- WORK REQUIRED
Review the material and extract every line in which the word "service" occurs.

- ENTRIES SUPPLIED
________

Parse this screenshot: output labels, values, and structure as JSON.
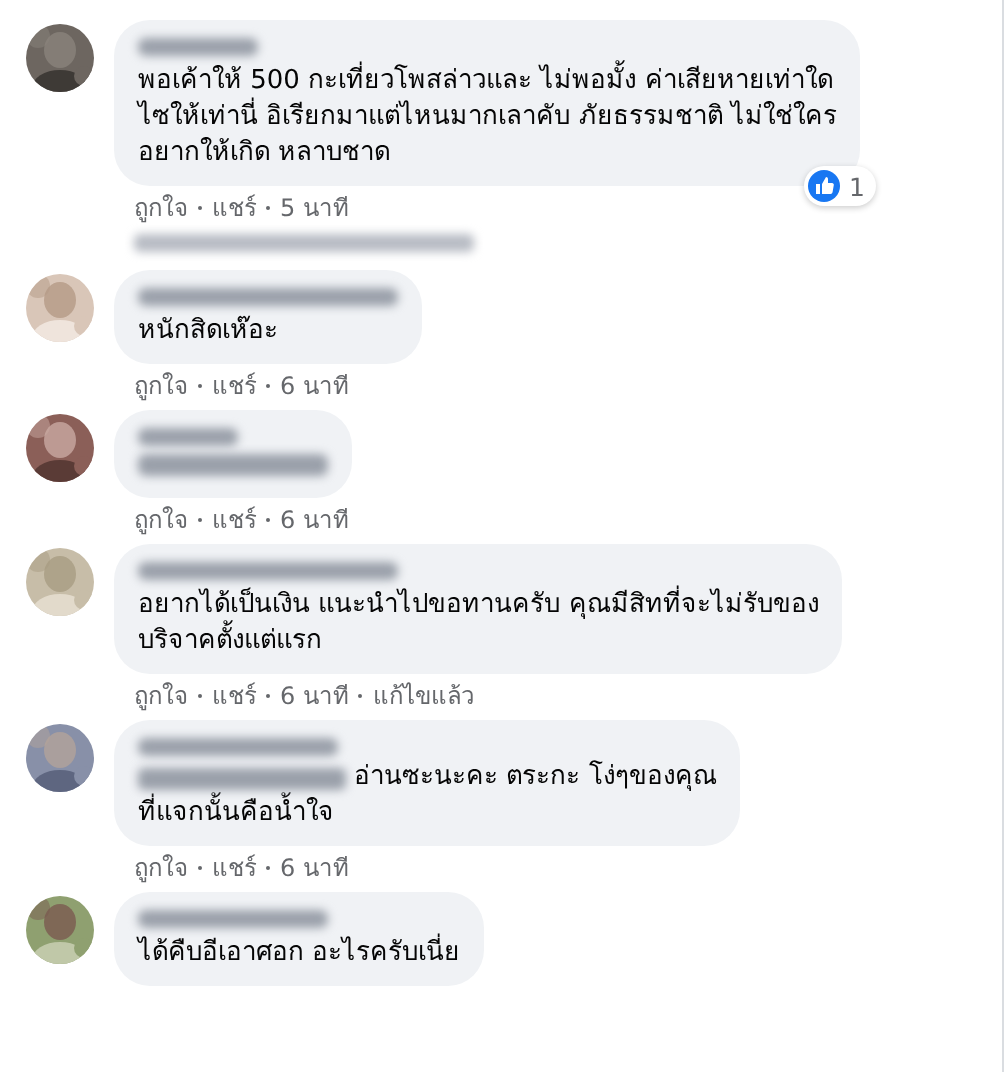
{
  "comments": [
    {
      "avatar": {
        "kind": "picture"
      },
      "text": "พอเค้าให้ 500 กะเที่ยวโพสล่าวและ ไม่พอมั้ง ค่าเสียหายเท่าใด\nไซให้เท่านี่ อิเรียกมาแต่ไหนมากเลาคับ ภัยธรรมชาติ ไม่ใช่ใคร\nอยากให้เกิด หลาบชาด",
      "reaction_count": "1",
      "actions": [
        "ถูกใจ",
        "แชร์",
        "5 นาที"
      ],
      "replies_hidden": true
    },
    {
      "avatar": {
        "kind": "picture"
      },
      "text": "หนักสิดเห๊อะ",
      "actions": [
        "ถูกใจ",
        "แชร์",
        "6 นาที"
      ]
    },
    {
      "avatar": {
        "kind": "picture"
      },
      "text_blurred": true,
      "actions": [
        "ถูกใจ",
        "แชร์",
        "6 นาที"
      ]
    },
    {
      "avatar": {
        "kind": "picture"
      },
      "text": "อยากได้เป็นเงิน แนะนำไปขอทานครับ คุณมีสิทที่จะไม่รับของ\nบริจาคตั้งแต่แรก",
      "actions": [
        "ถูกใจ",
        "แชร์",
        "6 นาที",
        "แก้ไขแล้ว"
      ]
    },
    {
      "avatar": {
        "kind": "picture"
      },
      "text": "อ่านซะนะคะ ตระกะ โง่ๆของคุณ\nที่แจกนั้นคือน้ำใจ",
      "mention_blurred": true,
      "actions": [
        "ถูกใจ",
        "แชร์",
        "6 นาที"
      ]
    },
    {
      "avatar": {
        "kind": "picture"
      },
      "text": "ได้คืบอีเอาศอก อะไรครับเนี่ย"
    }
  ]
}
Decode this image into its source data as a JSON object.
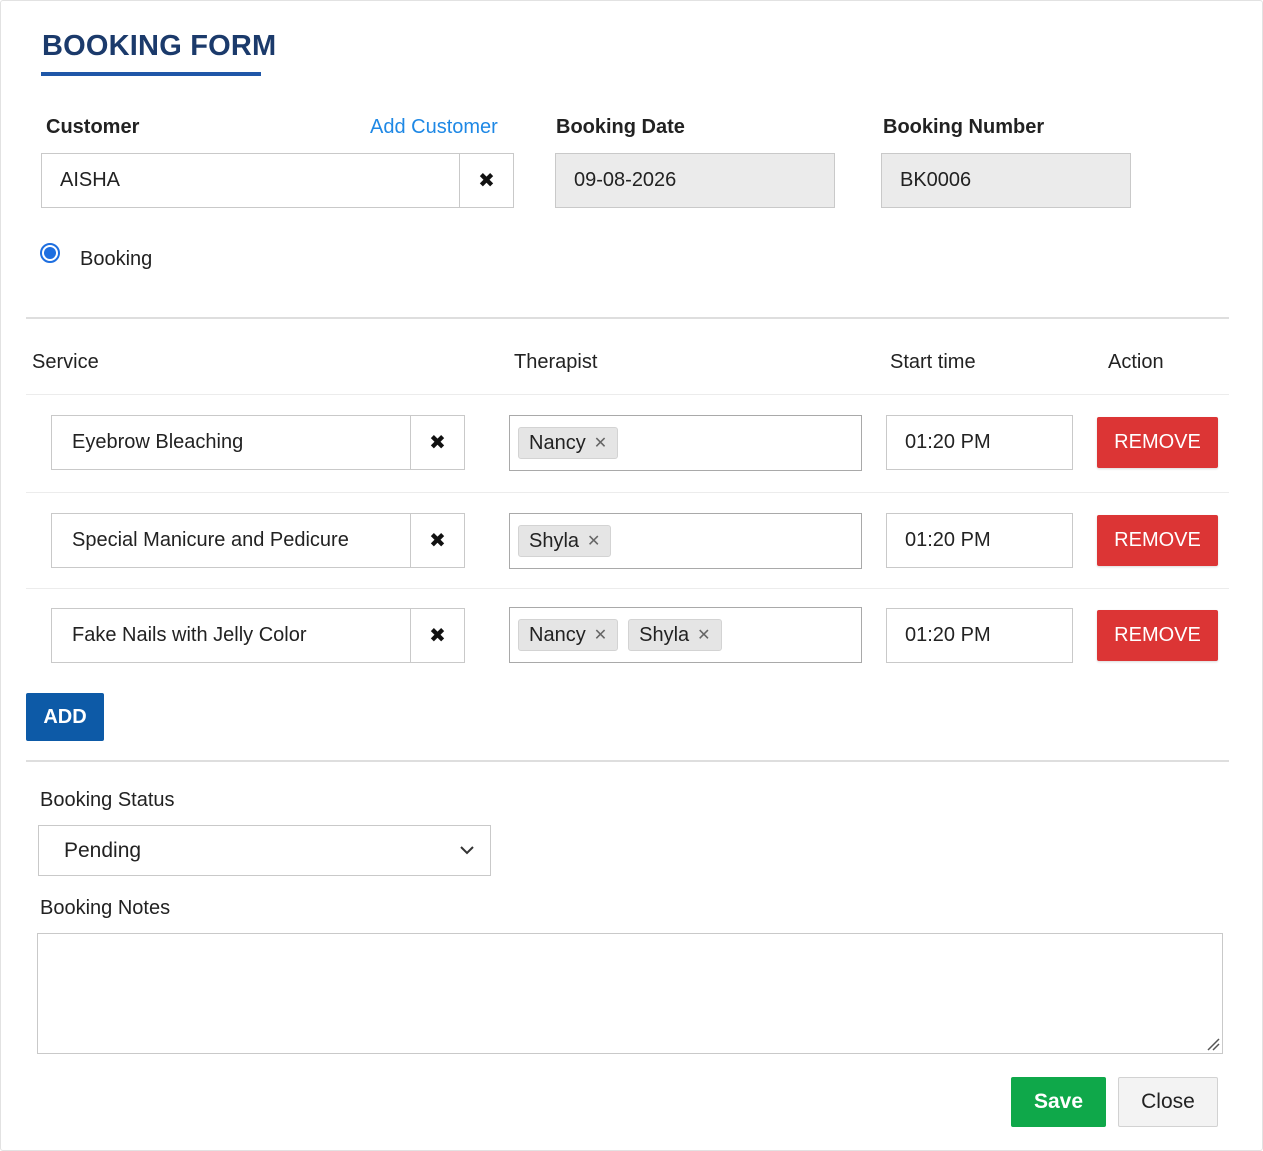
{
  "form": {
    "title": "BOOKING FORM"
  },
  "customer": {
    "label": "Customer",
    "add_link": "Add Customer",
    "value": "AISHA",
    "clear_glyph": "✖"
  },
  "booking_date": {
    "label": "Booking Date",
    "value": "09-08-2026"
  },
  "booking_number": {
    "label": "Booking Number",
    "value": "BK0006"
  },
  "booking_type": {
    "label": "Booking",
    "selected": true
  },
  "table": {
    "headers": {
      "service": "Service",
      "therapist": "Therapist",
      "start_time": "Start time",
      "action": "Action"
    },
    "rows": [
      {
        "service": "Eyebrow Bleaching",
        "therapists": [
          "Nancy"
        ],
        "start_time": "01:20 PM",
        "action_label": "REMOVE"
      },
      {
        "service": "Special Manicure and Pedicure",
        "therapists": [
          "Shyla"
        ],
        "start_time": "01:20 PM",
        "action_label": "REMOVE"
      },
      {
        "service": "Fake Nails with Jelly Color",
        "therapists": [
          "Nancy",
          "Shyla"
        ],
        "start_time": "01:20 PM",
        "action_label": "REMOVE"
      }
    ],
    "tag_remove_glyph": "✕",
    "clear_glyph": "✖"
  },
  "add_button": "ADD",
  "booking_status": {
    "label": "Booking Status",
    "value": "Pending"
  },
  "booking_notes": {
    "label": "Booking Notes",
    "value": ""
  },
  "footer": {
    "save": "Save",
    "close": "Close"
  },
  "colors": {
    "title": "#1b3a6b",
    "link": "#1e88e5",
    "remove": "#dc3535",
    "add": "#0d5aa7",
    "save": "#0fa84a"
  }
}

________

- RESULT OF THE TASK
      "service": "Service",
        "service": "Eyebrow Bleaching",
        "service": "Special Manicure and Pedicure",
        "service": "Fake Nails with Jelly Color",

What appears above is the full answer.